People ask me all the time what I think the most important attribute for success is. I’m not a self-help guru by any stretch, but I know without question, my discipline pushed me further than any other trait. To me, discipline is simply the refusal to let yourself down. You can fool your parents sometimes, you can fool your friends, you can go through life acting out a charade and skate through life by pulling a fast one on others but:
At your heart’s core, you can’t BS yourself.
It bothered me to no end when I didn’t feel I was taking advantage of an opportunity. When I missed a workout or gave less than full effort through my drills, it caused me to stress that my competitors were gaining on me. That if I didn’t double down my efforts, the game would pass me by. I don’t know if this was the healthiest attitude, but it forged a discipline that was like a steel wall, impermeable.
This is not something that is taught. It’s something that I always had inside of me that burned. It sounds clichéd, but that’s what it felt like. It burned. When I find myself, as a parent, telling my own kids to work hard and do the best they can, I think back to my own childhood. I was the one who decided to shovel the driveway after a huge snow in Detroit to work on my game. I was the one who found a quiet corner of a dark stairwell where I could completely focus on getting ahead of my schoolwork. I was the one who literally broke into every gym, church, synagogue, and youth center in Southeastern Michigan just to get a few shots up. It was the burning sensation, the need to stay ahead of the game. And it was my discipline that held it all together.

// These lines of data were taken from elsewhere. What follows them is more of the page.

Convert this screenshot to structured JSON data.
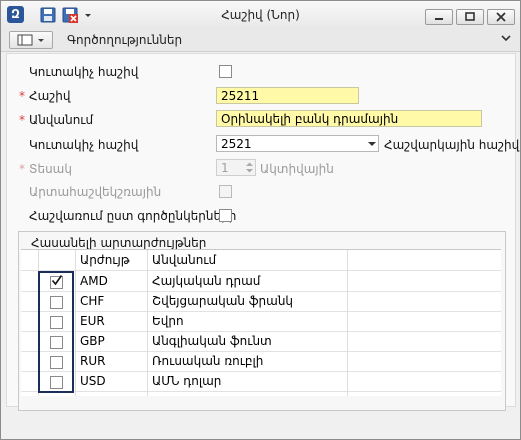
{
  "window": {
    "title": "Հաշիվ (Նոր)"
  },
  "ribbon": {
    "group_label": "Գործողություններ"
  },
  "form": {
    "control_account_top_label": "Կուտակիչ հաշիվ",
    "control_account_top_checked": false,
    "account_label": "Հաշիվ",
    "account_value": "25211",
    "name_label": "Անվանում",
    "name_value": "Օրինակելի բանկ դրամային",
    "control_account_label": "Կուտակիչ հաշիվ",
    "control_account_value": "2521",
    "balance_account_label": "Հաշվարկային հաշիվ",
    "type_label": "Տեսակ",
    "type_value": "1",
    "type_text": "Ակտիվային",
    "offbalance_label": "Արտահաշվեկշռային",
    "offbalance_checked": false,
    "calc_by_partners_label": "Հաշվառում ըստ գործընկերների",
    "calc_by_partners_checked": false
  },
  "currencies": {
    "group_title": "Հասանելի արտարժույթներ",
    "columns": [
      "Արժույթ",
      "Անվանում"
    ],
    "rows": [
      {
        "code": "AMD",
        "name": "Հայկական դրամ",
        "checked": true
      },
      {
        "code": "CHF",
        "name": "Շվեյցարական ֆրանկ",
        "checked": false
      },
      {
        "code": "EUR",
        "name": "Եվրո",
        "checked": false
      },
      {
        "code": "GBP",
        "name": "Անգլիական ֆունտ",
        "checked": false
      },
      {
        "code": "RUR",
        "name": "Ռուսական ռուբլի",
        "checked": false
      },
      {
        "code": "USD",
        "name": "ԱՄՆ դոլար",
        "checked": false
      }
    ]
  },
  "colors": {
    "required_marker": "#d83b3b",
    "highlight_field": "#fff9a8",
    "selection_frame": "#1b2d5a"
  }
}
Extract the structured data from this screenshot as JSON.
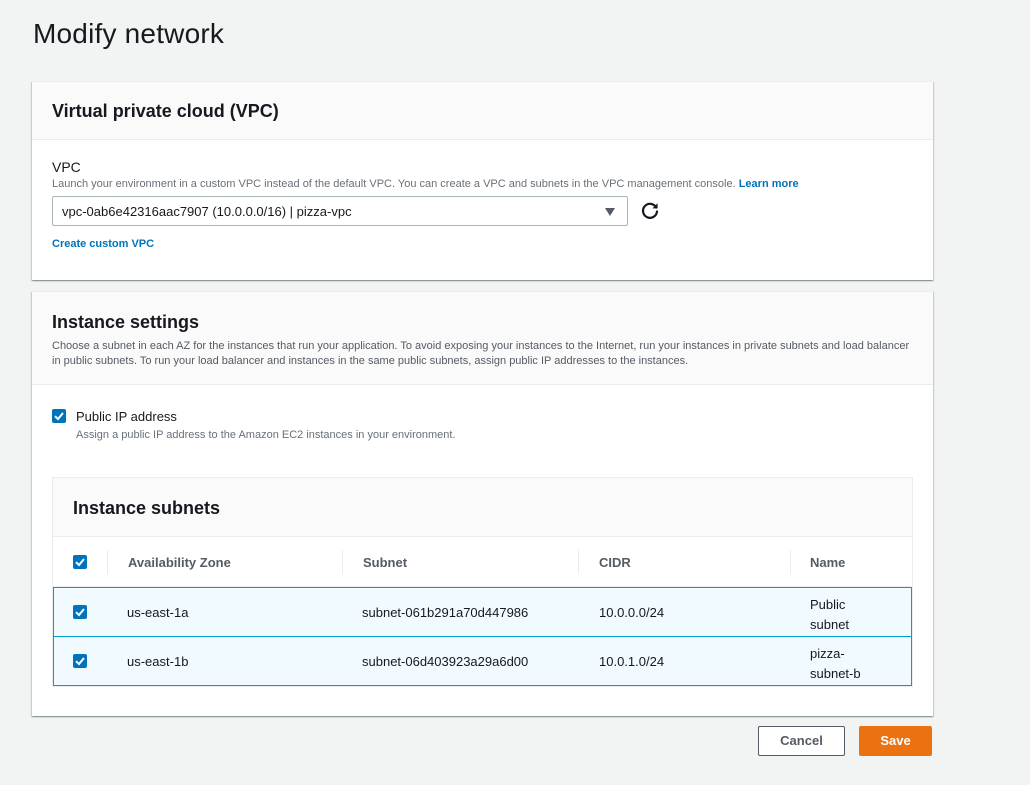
{
  "page": {
    "title": "Modify network"
  },
  "vpc_panel": {
    "title": "Virtual private cloud (VPC)",
    "vpc_label": "VPC",
    "vpc_description": "Launch your environment in a custom VPC instead of the default VPC. You can create a VPC and subnets in the VPC management console.",
    "learn_more": "Learn more",
    "vpc_selected": "vpc-0ab6e42316aac7907 (10.0.0.0/16) | pizza-vpc",
    "create_custom_vpc": "Create custom VPC",
    "refresh_icon": "refresh-icon"
  },
  "instance_panel": {
    "title": "Instance settings",
    "description": "Choose a subnet in each AZ for the instances that run your application. To avoid exposing your instances to the Internet, run your instances in private subnets and load balancer in public subnets. To run your load balancer and instances in the same public subnets, assign public IP addresses to the instances.",
    "public_ip_label": "Public IP address",
    "public_ip_description": "Assign a public IP address to the Amazon EC2 instances in your environment.",
    "public_ip_checked": true
  },
  "subnets": {
    "title": "Instance subnets",
    "columns": [
      "Availability Zone",
      "Subnet",
      "CIDR",
      "Name"
    ],
    "rows": [
      {
        "az": "us-east-1a",
        "subnet": "subnet-061b291a70d447986",
        "cidr": "10.0.0.0/24",
        "name_line1": "Public",
        "name_line2": "subnet",
        "checked": true
      },
      {
        "az": "us-east-1b",
        "subnet": "subnet-06d403923a29a6d00",
        "cidr": "10.0.1.0/24",
        "name_line1": "pizza-",
        "name_line2": "subnet-b",
        "checked": true
      }
    ]
  },
  "actions": {
    "cancel": "Cancel",
    "save": "Save"
  },
  "colors": {
    "accent": "#0073bb",
    "primary_button": "#ec7211",
    "selected_row_bg": "#f1faff",
    "selected_row_border": "#00a1c9"
  }
}
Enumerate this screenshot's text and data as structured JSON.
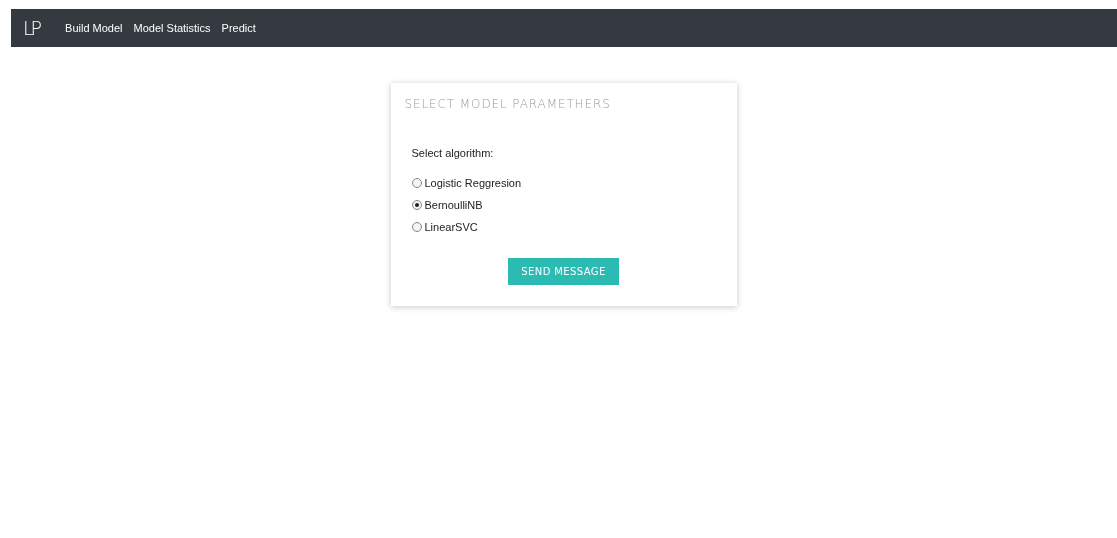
{
  "navbar": {
    "brand": "LP",
    "links": [
      "Build Model",
      "Model Statistics",
      "Predict"
    ]
  },
  "card": {
    "title": "SELECT MODEL PARAMETHERS",
    "label": "Select algorithm:",
    "options": [
      {
        "label": "Logistic Reggresion",
        "selected": false
      },
      {
        "label": "BernoulliNB",
        "selected": true
      },
      {
        "label": "LinearSVC",
        "selected": false
      }
    ],
    "button": "SEND MESSAGE"
  }
}
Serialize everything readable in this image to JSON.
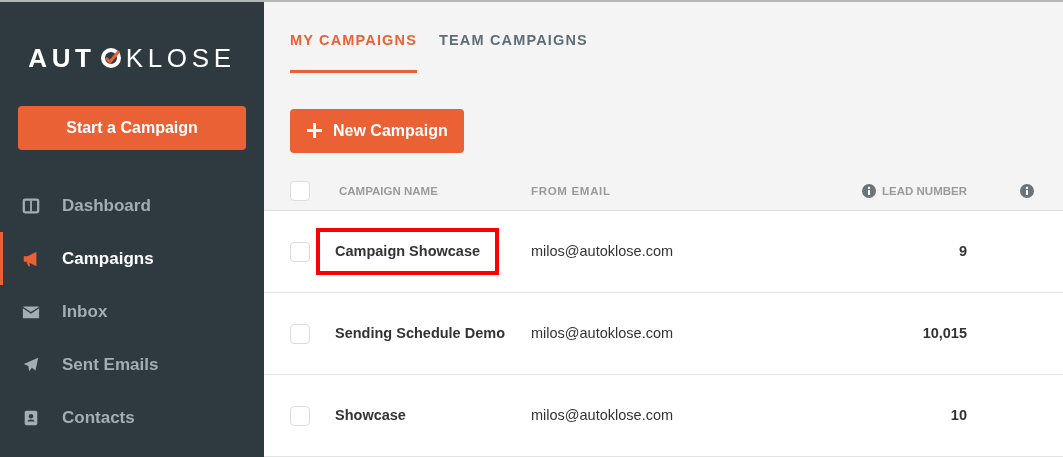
{
  "logo": {
    "left": "AUT",
    "right": "KLOSE"
  },
  "start_button": "Start a Campaign",
  "nav": [
    {
      "label": "Dashboard",
      "kind": "dashboard",
      "selected": false
    },
    {
      "label": "Campaigns",
      "kind": "megaphone",
      "selected": true
    },
    {
      "label": "Inbox",
      "kind": "envelope",
      "selected": false
    },
    {
      "label": "Sent Emails",
      "kind": "plane",
      "selected": false
    },
    {
      "label": "Contacts",
      "kind": "contacts",
      "selected": false
    }
  ],
  "tabs": [
    {
      "label": "MY CAMPAIGNS",
      "selected": true
    },
    {
      "label": "TEAM CAMPAIGNS",
      "selected": false
    }
  ],
  "new_button": "New Campaign",
  "table": {
    "all_checked": false,
    "columns": [
      "CAMPAIGN NAME",
      "FROM EMAIL",
      "LEAD NUMBER"
    ],
    "rows": [
      {
        "name": "Campaign Showcase",
        "email": "milos@autoklose.com",
        "leads": "9",
        "highlighted": true,
        "checked": false
      },
      {
        "name": "Sending Schedule Demo",
        "email": "milos@autoklose.com",
        "leads": "10,015",
        "highlighted": false,
        "checked": false
      },
      {
        "name": "Showcase",
        "email": "milos@autoklose.com",
        "leads": "10",
        "highlighted": false,
        "checked": false
      }
    ]
  }
}
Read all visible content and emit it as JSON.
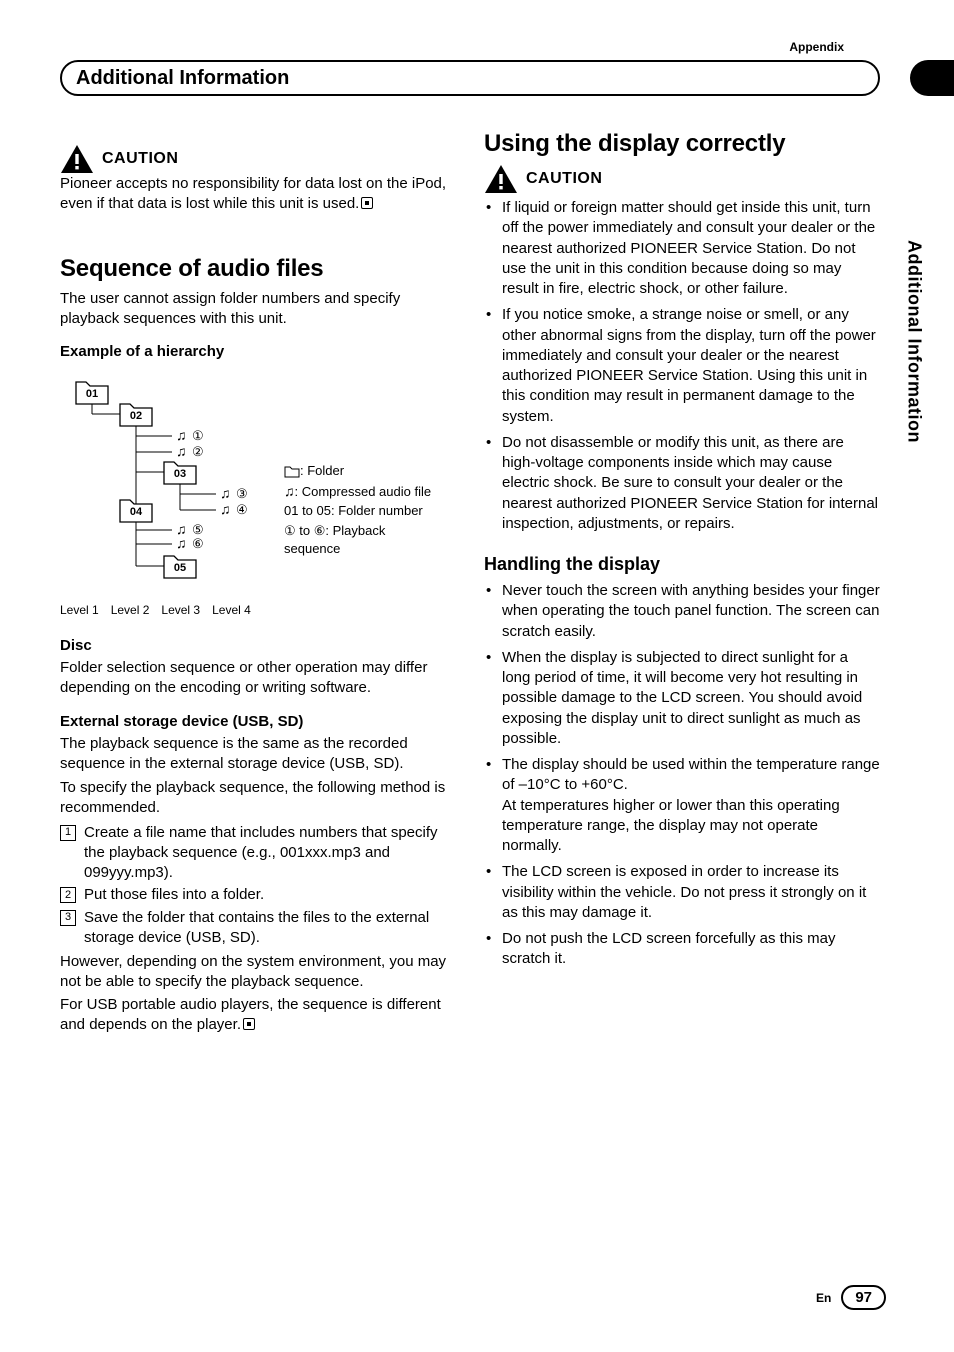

If you can learn to stop fooling yourself, you are way less likely to want to fool others. And the authenticity that you create by living this way only serves to help you in whatever venture you pursue.